Entries from a dataset of interfaces:
┏━━
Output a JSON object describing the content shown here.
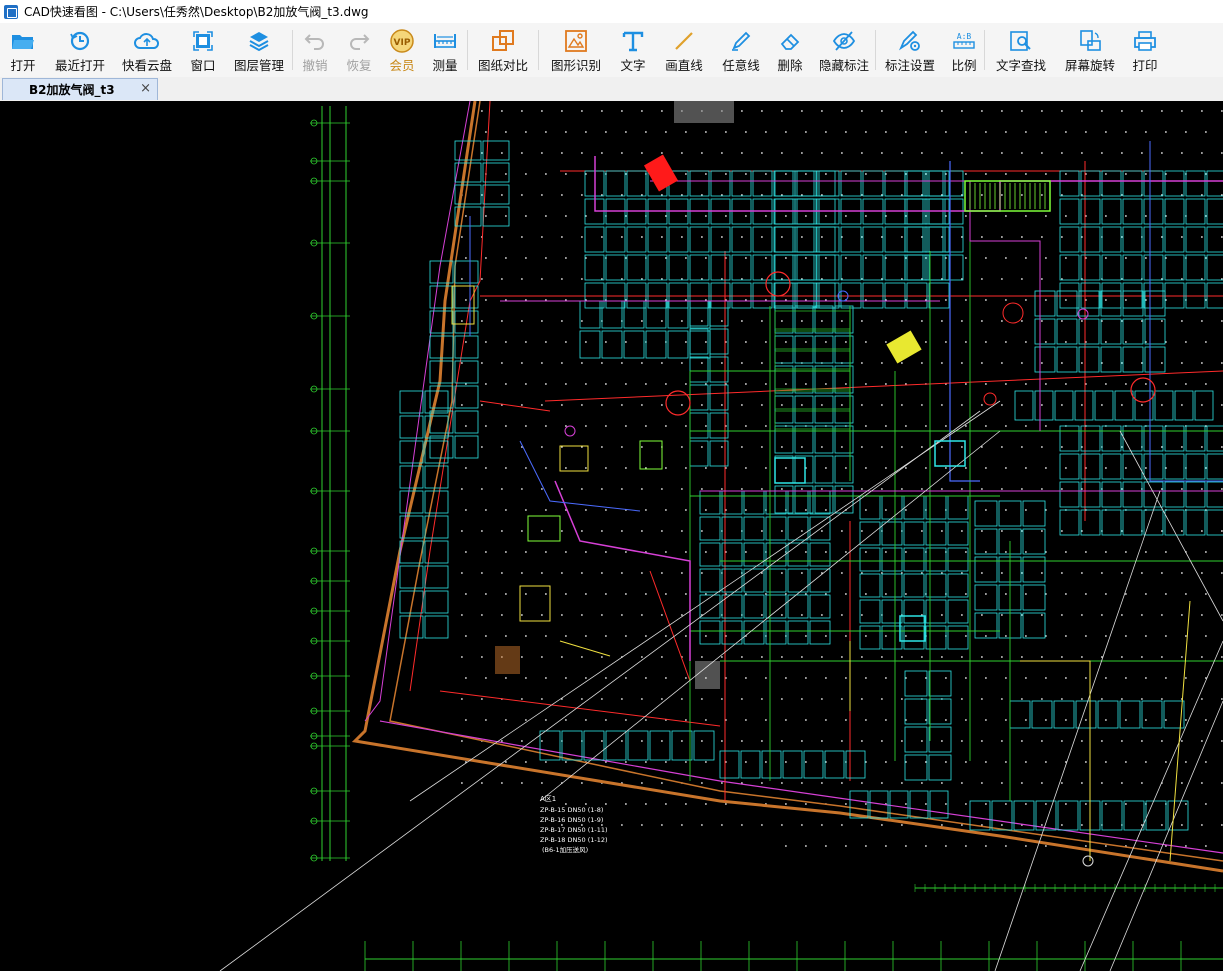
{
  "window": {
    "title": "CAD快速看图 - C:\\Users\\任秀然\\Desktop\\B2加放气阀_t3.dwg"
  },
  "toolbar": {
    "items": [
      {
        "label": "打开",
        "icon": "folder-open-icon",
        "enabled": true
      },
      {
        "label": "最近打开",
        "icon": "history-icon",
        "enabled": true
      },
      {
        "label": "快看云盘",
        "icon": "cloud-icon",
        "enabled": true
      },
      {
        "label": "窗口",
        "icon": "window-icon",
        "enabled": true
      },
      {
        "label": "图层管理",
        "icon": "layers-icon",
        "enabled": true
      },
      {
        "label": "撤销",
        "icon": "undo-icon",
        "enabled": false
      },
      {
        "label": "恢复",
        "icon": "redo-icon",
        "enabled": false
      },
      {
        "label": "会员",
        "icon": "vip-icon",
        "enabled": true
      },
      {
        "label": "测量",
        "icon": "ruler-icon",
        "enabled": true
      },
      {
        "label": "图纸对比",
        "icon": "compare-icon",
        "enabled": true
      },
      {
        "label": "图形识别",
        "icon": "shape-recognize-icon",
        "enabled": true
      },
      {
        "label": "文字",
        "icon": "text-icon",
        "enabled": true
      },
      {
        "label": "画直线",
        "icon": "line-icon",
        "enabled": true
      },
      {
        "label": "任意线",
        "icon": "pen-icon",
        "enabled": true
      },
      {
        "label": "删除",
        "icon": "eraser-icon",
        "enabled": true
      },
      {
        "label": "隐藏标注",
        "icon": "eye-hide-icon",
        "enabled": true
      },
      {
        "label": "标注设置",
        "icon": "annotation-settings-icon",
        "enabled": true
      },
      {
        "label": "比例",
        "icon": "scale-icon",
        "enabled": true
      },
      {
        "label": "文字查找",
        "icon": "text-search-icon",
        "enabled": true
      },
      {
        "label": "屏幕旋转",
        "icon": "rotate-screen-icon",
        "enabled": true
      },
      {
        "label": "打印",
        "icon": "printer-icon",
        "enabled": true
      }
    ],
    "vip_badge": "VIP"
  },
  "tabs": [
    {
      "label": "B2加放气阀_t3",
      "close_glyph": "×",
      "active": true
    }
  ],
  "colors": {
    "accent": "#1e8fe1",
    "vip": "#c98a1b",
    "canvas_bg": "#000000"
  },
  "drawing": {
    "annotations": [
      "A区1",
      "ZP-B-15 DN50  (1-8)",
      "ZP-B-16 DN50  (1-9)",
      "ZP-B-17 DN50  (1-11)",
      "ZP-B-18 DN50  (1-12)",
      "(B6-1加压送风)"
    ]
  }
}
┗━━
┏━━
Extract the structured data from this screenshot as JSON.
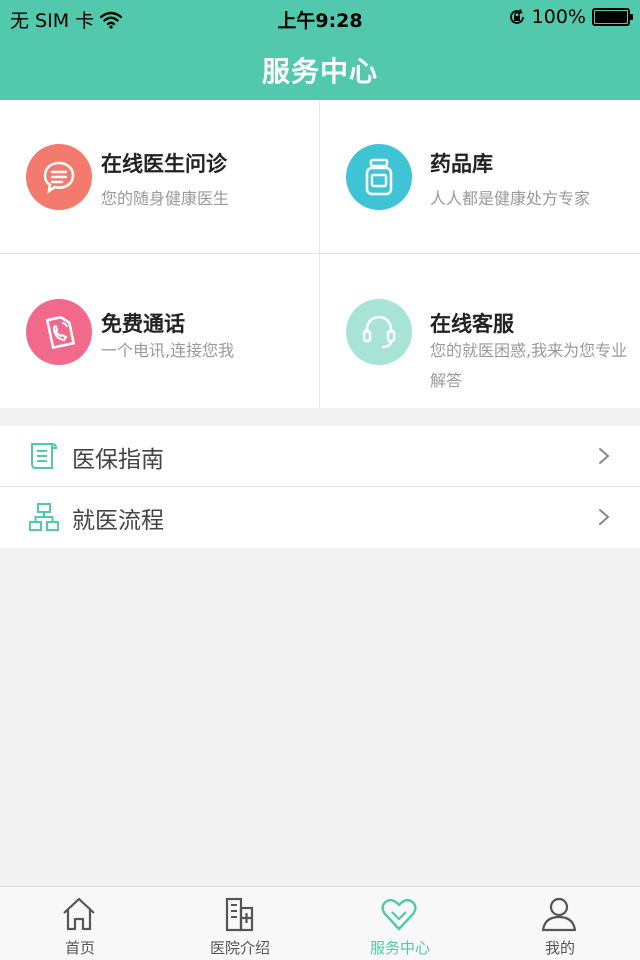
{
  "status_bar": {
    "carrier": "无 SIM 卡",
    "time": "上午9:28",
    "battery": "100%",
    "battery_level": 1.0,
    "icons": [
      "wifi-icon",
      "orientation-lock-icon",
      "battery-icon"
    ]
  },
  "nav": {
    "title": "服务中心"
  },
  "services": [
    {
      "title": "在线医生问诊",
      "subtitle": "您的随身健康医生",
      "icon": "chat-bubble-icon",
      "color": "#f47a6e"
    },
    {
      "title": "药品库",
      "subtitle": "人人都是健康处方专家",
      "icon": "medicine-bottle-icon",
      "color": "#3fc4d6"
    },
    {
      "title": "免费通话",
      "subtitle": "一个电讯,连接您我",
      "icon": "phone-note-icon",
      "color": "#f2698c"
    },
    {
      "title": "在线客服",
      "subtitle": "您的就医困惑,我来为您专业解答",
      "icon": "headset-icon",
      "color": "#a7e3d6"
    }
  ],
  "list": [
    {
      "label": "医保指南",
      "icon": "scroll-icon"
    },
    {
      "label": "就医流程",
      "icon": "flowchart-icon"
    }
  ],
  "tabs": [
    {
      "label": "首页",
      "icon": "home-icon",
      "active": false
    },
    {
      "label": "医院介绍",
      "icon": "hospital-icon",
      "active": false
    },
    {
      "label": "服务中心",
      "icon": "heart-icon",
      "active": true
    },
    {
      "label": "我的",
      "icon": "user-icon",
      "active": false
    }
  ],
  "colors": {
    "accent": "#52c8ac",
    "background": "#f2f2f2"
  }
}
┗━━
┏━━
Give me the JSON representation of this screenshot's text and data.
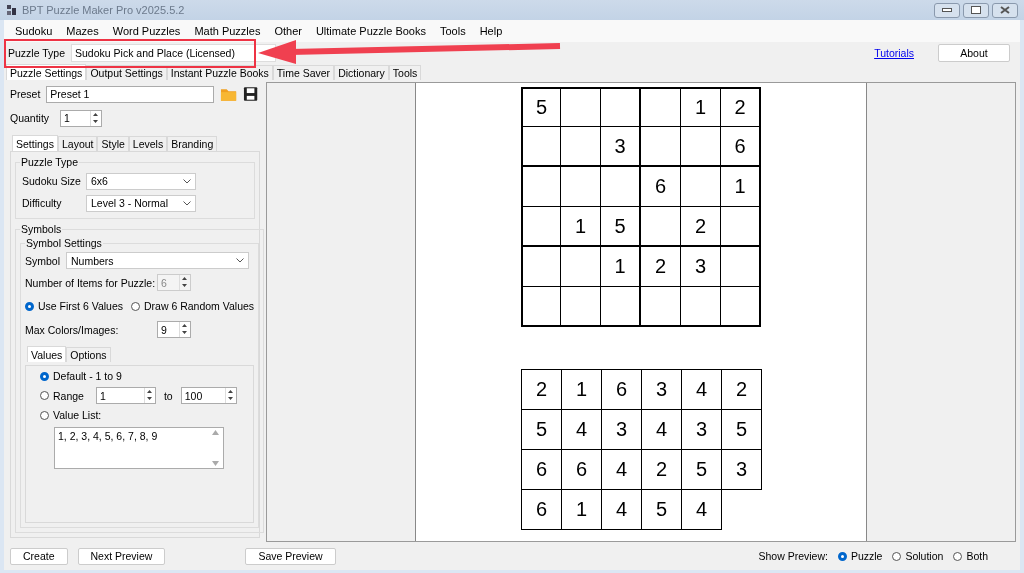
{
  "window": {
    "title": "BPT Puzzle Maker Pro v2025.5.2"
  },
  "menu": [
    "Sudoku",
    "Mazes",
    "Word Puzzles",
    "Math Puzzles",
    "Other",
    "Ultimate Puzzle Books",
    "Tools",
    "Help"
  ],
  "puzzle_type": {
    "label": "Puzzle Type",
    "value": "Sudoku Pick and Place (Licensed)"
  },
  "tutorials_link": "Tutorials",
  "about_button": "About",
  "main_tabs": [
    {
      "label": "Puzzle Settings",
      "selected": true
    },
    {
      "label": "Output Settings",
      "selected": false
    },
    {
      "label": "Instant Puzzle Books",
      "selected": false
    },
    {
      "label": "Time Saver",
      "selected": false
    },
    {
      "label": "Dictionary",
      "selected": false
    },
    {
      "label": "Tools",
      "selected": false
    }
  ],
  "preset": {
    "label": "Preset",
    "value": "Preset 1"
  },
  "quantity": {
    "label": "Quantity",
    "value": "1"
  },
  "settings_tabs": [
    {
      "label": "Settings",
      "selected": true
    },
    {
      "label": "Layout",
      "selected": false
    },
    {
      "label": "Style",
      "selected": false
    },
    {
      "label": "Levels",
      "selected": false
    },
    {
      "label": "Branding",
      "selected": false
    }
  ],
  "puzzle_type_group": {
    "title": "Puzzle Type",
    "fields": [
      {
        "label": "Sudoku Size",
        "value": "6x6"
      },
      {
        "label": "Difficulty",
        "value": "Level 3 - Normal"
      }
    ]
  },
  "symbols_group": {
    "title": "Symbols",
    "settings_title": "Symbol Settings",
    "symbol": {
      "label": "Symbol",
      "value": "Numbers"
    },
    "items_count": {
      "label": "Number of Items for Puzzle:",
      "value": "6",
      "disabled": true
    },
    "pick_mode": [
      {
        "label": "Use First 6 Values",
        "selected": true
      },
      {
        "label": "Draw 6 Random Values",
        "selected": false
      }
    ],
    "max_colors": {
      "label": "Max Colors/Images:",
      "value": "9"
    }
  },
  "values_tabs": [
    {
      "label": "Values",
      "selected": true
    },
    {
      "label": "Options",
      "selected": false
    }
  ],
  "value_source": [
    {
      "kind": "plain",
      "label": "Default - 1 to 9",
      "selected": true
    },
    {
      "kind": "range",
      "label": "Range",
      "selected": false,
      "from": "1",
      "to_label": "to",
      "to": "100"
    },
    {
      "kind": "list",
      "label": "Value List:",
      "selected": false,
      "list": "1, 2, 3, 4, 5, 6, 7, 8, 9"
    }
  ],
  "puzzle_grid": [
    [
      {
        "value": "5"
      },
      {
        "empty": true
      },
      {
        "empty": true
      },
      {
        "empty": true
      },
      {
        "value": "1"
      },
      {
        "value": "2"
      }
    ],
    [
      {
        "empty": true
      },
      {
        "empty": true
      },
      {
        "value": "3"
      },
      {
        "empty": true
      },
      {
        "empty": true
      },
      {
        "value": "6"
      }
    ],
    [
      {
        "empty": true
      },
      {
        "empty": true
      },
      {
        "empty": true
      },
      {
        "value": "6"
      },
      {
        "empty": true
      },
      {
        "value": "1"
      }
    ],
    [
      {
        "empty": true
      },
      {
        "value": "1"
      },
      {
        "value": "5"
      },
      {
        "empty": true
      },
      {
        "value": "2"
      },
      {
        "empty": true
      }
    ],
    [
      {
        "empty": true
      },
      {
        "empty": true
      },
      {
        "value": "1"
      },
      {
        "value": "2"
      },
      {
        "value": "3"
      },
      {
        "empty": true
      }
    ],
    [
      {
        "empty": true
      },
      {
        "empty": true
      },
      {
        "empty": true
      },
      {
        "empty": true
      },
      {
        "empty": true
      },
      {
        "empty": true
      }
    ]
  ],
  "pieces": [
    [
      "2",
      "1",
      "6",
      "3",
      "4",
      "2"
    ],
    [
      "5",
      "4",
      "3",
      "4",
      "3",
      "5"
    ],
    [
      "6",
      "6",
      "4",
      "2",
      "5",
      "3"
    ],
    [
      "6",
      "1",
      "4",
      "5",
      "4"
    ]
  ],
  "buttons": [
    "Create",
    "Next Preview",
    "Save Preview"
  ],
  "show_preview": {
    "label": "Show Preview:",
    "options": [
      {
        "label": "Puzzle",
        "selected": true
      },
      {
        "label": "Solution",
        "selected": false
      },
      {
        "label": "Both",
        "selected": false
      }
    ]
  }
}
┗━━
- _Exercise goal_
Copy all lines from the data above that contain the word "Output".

- _Exercise solution_
Output a JSON object describing the content shown here.
      "label": "Output Settings",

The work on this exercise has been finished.